About this task
In your answer, give each entry again exactly as it appears.

Recorded data
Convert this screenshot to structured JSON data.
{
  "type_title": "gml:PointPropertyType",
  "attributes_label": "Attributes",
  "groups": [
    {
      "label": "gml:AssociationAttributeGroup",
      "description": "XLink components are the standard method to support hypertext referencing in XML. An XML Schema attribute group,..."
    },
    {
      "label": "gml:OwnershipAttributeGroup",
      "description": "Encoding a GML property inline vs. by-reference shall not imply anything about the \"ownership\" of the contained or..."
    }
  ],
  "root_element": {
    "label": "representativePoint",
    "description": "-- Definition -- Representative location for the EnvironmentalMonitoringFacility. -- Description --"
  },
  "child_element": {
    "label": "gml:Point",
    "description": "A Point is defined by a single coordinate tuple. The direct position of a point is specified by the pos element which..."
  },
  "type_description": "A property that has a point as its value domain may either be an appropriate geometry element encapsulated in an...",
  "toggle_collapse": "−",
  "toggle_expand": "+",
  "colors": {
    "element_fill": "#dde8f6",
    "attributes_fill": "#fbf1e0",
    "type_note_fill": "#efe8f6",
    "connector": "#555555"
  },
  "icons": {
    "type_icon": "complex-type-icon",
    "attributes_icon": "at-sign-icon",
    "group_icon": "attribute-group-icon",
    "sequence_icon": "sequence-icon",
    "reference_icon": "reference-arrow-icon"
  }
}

Output for this exercise
Convert this screenshot to structured JSON data.
{
  "type_title": "gml:PointPropertyType",
  "attributes_label": "Attributes",
  "groups": [
    {
      "label": "gml:AssociationAttributeGroup",
      "description": "XLink components are the standard method to support hypertext referencing in XML. An XML Schema attribute group,..."
    },
    {
      "label": "gml:OwnershipAttributeGroup",
      "description": "Encoding a GML property inline vs. by-reference shall not imply anything about the \"ownership\" of the contained or..."
    }
  ],
  "root_element": {
    "label": "representativePoint",
    "description": "-- Definition -- Representative location for the EnvironmentalMonitoringFacility. -- Description --"
  },
  "child_element": {
    "label": "gml:Point",
    "description": "A Point is defined by a single coordinate tuple. The direct position of a point is specified by the pos element which..."
  },
  "type_description": "A property that has a point as its value domain may either be an appropriate geometry element encapsulated in an...",
  "toggle_collapse": "−",
  "toggle_expand": "+",
  "colors": {
    "element_fill": "#dde8f6",
    "attributes_fill": "#fbf1e0",
    "type_note_fill": "#efe8f6",
    "connector": "#555555"
  },
  "icons": {
    "type_icon": "complex-type-icon",
    "attributes_icon": "at-sign-icon",
    "group_icon": "attribute-group-icon",
    "sequence_icon": "sequence-icon",
    "reference_icon": "reference-arrow-icon"
  }
}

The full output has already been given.